School leadership, the petition says, has been historically overlooked and underfunded, and doing so has been a disservice to teachers, students, and communities.

”... We all know that leadership matters,” the petition read in part. “More than a decade of research shows that well-prepared, well-supported principals have a huge influence on teacher practice and student success. School leaders account for 25 percent of a school’s impact on student learning, and an above-average principal can improve student achievement by 20 percentage points. Moreover, like workers in any other profession, the best teachers want to work for the best bosses. Outstanding school leaders attract and retain great educators: fully 97 percent of teachers list principal quality as critical to their retention and career decisions—more than any other factor. And school leaders transform the lowest-performing schools, where the positive effects of strong leadership on student achievement are most pronounced. In fact, a landmark study found “virtually no documented instances of troubled schools being turned around without intervention by a powerful leader.”

Photo: Brandon Cardet-Hernandez, of the Bronx Academy of Letters, talks to 8th grader Ali Ibrahim in the school’s “pass room,” where students who misbehave spend time in mediation talks, yoga, therapy, and other alternatives to out-of-school suspension. --Mark Abramson for Education Week
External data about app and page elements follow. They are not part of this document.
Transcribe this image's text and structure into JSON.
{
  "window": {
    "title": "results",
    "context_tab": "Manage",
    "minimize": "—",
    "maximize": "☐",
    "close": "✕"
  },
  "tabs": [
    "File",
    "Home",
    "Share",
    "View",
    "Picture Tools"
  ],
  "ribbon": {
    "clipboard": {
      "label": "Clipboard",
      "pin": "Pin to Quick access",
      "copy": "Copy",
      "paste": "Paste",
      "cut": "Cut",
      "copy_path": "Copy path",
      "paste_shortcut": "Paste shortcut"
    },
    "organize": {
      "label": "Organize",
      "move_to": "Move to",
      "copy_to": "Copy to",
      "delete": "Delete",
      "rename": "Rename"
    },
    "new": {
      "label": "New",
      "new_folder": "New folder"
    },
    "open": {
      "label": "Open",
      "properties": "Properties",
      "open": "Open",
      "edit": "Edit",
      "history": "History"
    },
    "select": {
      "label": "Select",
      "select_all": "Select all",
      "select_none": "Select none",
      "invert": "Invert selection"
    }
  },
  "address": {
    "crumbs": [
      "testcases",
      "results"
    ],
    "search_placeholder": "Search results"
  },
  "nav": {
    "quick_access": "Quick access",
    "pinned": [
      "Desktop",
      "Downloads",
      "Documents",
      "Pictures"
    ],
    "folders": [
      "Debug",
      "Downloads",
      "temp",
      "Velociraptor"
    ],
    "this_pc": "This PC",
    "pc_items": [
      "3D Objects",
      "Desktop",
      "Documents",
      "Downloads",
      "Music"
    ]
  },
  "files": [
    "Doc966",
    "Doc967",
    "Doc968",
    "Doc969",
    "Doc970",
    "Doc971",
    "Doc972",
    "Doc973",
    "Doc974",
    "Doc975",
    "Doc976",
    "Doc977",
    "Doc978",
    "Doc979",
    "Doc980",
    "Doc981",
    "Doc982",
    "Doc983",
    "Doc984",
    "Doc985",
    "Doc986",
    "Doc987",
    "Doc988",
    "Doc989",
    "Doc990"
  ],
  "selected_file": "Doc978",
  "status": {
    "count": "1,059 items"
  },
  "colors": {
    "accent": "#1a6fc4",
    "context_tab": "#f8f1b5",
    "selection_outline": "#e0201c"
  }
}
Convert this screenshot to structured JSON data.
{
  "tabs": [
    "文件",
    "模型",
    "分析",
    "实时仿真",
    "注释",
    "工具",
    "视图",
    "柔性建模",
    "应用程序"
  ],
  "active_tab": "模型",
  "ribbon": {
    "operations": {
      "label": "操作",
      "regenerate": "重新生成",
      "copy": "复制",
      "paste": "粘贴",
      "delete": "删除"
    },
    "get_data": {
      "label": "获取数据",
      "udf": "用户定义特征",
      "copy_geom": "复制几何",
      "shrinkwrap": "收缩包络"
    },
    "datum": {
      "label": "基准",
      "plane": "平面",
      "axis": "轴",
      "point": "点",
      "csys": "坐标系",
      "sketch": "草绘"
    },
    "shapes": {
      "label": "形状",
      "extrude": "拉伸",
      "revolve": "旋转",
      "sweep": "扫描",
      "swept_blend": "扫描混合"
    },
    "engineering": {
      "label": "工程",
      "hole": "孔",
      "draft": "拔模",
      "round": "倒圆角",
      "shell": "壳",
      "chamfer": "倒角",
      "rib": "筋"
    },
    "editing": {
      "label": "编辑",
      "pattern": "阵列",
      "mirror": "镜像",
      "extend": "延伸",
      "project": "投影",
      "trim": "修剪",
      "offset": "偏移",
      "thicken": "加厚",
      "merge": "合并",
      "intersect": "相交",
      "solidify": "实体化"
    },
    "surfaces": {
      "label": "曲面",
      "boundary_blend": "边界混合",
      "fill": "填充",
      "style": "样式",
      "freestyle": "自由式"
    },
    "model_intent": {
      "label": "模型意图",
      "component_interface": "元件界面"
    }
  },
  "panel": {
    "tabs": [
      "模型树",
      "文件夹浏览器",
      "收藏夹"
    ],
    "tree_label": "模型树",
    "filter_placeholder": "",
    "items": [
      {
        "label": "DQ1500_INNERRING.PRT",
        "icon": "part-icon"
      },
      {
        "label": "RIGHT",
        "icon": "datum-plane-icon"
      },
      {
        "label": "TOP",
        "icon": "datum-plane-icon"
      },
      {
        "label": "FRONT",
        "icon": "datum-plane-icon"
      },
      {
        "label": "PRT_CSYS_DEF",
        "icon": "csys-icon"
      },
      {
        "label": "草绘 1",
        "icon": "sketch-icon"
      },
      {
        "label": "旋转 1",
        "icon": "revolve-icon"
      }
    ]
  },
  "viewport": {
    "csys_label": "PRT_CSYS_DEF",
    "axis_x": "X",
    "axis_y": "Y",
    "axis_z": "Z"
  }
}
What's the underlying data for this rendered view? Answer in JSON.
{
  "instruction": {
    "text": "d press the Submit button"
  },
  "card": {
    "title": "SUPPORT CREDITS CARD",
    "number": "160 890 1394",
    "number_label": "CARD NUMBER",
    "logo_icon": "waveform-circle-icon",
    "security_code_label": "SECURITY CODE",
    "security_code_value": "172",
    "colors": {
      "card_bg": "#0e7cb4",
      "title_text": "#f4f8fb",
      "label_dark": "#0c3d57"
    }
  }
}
A version of this news article first appeared in the District Dossier blog.